* [PROBLEM STATEMENT] Please find the lines in the entries below that contain the word "output", and copy each one.

* [RECORDS SUPPLIED]
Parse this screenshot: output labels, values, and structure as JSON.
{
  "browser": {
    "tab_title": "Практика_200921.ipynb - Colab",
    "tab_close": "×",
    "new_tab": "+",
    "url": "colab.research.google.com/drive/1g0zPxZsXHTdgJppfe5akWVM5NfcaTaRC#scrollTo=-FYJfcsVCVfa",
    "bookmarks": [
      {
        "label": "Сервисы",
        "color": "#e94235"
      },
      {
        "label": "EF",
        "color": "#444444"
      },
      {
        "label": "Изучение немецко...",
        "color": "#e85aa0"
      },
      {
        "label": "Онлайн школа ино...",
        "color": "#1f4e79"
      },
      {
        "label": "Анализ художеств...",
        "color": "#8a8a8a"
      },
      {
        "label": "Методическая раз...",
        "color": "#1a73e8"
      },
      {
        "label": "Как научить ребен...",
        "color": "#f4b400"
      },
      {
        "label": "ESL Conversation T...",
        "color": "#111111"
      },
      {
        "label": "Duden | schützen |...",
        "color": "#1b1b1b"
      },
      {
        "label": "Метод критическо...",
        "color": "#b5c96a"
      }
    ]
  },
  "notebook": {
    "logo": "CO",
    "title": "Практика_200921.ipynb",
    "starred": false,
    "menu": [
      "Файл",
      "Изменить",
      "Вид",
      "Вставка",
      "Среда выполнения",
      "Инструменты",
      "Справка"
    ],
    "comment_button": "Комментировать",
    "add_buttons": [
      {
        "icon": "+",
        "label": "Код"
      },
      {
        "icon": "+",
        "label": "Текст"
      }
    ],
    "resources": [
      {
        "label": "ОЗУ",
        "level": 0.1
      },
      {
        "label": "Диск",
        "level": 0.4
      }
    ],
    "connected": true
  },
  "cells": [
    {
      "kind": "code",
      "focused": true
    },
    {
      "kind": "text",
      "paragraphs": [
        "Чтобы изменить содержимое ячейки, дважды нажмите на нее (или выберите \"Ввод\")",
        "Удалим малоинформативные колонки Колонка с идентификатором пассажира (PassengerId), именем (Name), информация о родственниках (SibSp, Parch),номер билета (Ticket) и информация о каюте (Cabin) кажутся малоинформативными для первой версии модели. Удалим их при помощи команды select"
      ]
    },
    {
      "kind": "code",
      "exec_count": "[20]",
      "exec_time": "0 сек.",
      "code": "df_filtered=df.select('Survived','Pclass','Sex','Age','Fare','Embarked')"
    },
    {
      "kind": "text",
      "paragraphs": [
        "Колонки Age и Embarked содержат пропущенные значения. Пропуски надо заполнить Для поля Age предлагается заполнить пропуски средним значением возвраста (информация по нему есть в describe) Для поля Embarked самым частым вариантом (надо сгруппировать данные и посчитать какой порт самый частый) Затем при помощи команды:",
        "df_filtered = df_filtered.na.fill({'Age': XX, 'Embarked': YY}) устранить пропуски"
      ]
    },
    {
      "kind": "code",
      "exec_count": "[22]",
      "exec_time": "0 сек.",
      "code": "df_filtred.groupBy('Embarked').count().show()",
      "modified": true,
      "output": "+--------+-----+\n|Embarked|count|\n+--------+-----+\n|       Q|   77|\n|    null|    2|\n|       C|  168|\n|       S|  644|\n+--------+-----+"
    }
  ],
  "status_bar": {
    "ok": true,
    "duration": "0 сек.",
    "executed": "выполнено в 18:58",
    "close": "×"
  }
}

* [RESPONSE BELOW]
Parse this screenshot: output labels, values, and structure as JSON.
      "output": "+--------+-----+\n|Embarked|count|\n+--------+-----+\n|       Q|   77|\n|    null|    2|\n|       C|  168|\n|       S|  644|\n+--------+-----+"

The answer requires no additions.